Title IX discussion continues

Following recent events surrounding sexual assault and harassment prevention and reporting, students seek solutions.

Anika Besst, News Editor

Content Warning: This article includes discussion of sexual assault and hasrassment. 


On December 2, 2021 HUSC hosted a Title IX discussion for students where Title IX coordinators, Patti Kersten and t. aaron hans shared knowledge and fielded questions. 

After the event, there is a growing interest from students regarding what solutions could be explored with ideas including student support groups and external resources, as well as interest in overall transparency and accountability. 

“I know there has to be resources somewhere that are like survivor resources and that can be reporting, that could be like trauma processing… but I don’t consider the police to be a resource that I would go to, and I don’t really consider, based on what I’ve heard about the process that students have gone through…I don’t really consider on campus to be a great resource,”Junior Kayden Rinzel said. “So if there was a place that could help us with reporting as students or putting survivors in contact with maybe other survivors and kind of like building networks and community focus.” 

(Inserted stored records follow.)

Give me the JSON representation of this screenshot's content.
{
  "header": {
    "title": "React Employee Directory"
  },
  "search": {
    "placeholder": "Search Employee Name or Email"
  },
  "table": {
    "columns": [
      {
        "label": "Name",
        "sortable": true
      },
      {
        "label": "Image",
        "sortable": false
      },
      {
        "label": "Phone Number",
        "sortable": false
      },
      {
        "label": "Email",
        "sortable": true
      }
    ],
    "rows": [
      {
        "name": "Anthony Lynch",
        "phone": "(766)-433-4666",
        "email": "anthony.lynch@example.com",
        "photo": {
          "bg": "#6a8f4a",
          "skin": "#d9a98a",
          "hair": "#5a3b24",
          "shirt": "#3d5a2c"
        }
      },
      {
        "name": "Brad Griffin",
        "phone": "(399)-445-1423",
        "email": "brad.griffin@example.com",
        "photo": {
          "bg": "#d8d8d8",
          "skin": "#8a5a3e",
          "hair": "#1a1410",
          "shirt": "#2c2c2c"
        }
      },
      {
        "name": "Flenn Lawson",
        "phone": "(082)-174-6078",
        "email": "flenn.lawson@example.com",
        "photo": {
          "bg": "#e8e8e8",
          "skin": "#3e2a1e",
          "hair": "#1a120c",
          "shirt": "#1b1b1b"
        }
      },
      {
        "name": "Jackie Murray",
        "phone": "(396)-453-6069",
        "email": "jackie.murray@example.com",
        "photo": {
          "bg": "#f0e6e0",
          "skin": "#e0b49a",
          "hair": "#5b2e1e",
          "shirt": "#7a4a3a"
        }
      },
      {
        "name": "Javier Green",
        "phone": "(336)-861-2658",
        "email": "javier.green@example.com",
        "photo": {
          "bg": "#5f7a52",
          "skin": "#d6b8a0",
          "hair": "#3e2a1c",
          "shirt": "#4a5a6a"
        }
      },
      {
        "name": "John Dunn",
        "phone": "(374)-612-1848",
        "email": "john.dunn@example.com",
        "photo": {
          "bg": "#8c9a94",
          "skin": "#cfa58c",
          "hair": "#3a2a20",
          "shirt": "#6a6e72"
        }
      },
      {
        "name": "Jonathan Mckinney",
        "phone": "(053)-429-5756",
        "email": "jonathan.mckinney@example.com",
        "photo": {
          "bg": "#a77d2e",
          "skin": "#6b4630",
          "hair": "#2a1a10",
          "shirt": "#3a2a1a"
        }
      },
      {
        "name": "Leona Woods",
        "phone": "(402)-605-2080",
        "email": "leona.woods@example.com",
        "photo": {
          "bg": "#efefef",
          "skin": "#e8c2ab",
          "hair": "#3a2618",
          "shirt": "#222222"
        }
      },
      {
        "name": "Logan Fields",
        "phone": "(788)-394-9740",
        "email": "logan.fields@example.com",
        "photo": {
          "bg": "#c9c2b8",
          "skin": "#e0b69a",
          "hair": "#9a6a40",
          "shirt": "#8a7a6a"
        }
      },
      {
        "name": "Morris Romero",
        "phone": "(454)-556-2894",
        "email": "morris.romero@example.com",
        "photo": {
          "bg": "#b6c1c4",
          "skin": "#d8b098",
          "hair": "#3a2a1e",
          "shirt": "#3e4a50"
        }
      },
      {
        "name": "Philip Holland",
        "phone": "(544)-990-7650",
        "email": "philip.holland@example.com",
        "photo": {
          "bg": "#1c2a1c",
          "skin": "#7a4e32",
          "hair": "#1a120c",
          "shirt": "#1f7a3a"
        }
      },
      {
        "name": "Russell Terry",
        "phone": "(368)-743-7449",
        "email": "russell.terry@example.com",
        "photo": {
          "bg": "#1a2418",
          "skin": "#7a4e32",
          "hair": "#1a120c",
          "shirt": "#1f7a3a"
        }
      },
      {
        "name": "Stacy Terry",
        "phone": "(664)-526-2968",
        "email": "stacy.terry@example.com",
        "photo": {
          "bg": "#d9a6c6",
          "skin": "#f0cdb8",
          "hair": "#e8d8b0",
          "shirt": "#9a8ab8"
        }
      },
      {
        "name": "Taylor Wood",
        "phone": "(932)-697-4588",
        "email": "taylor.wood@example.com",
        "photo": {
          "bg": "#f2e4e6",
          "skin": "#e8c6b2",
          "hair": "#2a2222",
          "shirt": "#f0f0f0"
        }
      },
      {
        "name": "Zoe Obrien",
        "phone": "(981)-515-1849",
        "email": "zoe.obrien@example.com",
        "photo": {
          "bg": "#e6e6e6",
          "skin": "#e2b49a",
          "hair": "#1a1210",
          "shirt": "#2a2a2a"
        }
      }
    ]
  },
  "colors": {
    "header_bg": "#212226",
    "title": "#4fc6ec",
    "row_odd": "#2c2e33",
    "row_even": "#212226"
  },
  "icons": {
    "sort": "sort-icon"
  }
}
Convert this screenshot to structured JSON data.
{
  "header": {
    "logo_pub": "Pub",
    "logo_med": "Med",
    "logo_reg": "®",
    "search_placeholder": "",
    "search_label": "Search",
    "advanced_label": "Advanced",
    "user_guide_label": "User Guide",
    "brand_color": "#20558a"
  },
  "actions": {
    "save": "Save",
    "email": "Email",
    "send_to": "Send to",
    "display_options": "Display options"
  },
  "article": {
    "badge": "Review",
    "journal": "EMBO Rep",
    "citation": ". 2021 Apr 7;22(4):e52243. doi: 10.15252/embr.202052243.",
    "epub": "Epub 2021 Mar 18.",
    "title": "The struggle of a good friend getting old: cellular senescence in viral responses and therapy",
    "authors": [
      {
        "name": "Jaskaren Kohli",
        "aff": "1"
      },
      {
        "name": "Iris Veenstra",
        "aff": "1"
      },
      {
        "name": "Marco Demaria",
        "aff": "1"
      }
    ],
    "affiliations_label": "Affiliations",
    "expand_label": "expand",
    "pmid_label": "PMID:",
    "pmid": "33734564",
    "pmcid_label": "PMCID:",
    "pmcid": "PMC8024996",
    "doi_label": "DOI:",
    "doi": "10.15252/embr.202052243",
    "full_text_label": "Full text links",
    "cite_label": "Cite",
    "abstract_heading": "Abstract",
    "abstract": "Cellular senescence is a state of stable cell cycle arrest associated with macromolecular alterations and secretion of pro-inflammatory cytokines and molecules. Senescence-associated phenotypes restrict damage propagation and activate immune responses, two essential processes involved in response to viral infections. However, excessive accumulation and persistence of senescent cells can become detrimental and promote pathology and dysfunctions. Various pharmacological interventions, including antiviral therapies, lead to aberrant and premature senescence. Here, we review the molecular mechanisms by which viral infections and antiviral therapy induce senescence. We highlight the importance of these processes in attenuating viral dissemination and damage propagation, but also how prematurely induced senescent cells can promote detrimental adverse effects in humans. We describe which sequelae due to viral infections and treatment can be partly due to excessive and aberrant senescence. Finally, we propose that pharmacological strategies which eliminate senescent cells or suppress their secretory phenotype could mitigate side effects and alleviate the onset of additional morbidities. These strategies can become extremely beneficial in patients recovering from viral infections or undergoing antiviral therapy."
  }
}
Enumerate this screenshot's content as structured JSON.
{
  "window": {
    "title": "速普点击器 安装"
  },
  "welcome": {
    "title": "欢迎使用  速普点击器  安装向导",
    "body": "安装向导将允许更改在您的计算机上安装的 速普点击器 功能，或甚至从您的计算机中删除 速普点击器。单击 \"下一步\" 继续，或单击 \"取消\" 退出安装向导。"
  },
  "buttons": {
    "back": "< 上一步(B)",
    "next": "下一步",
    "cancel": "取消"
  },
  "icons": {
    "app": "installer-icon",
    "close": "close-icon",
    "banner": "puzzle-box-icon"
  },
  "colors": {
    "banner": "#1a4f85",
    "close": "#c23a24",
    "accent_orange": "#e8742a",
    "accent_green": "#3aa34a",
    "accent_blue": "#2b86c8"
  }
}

Junior Kayla Tester is currently drafting a resolution to propose to HUSC regarding Hamline hiring some form of an Ombuds office. This office would stand as a professional mediator separate from the Dean of Students office to allow students, faculty and staff to have a resource that specifically focuses on these matters.

“I feel like Hamline has the interest of the institution first. And whatever that means in different situations, because there’s so many different, not only Title IX for sexual assault cases, but just any kind of dispute between students or staff and the administration. There is a conflict of interests for the Dean’s office to both represent Hamline and students, which is why I’m proposing a resolution to be brought forward with HUSC about hiring an ombuds office,” Tester said. 

Hamline used to have an ombudsman, Molly McAvoy, but no longer does. Tester believes an ombuds office is the bare minimum Hamline can do in supporting it’s community regarding sexual assault and harassment. 

“What I hope would come out of hiring ombuds in an ideal world is that it would make it so students didn’t feel like they had to go online anonymously to air their grievances with Hamline because an ombuds person would be able to take those grievances and make change,” Tester said. “I want support, advocacy, and with those two combined, I want to make actual change.” 

Tester has been in communication with members of HUSC regarding what is the best process through this resolution. One member she has been discussing with is the HUSC Public Affair’s chair Emily Hilderbrand. 

“I am more than happy to support this resolution in any way I can,” Hilderbrand said in an email statement. 

Faculty have also voiced interest and support for an Ombuds office. 

Fiscally, HUSC has found that a full-time ombuds office is not feasible at this time, something Hamline administration has also alleged. Tester has already considered the financial factor of a full-time position. 

“I think it’s just necessary whether [Hamline] needs to find the funding somewhere else or work with HUSC. It’s really clear that faculty and students need a more neutral advocate for information,” Tester said.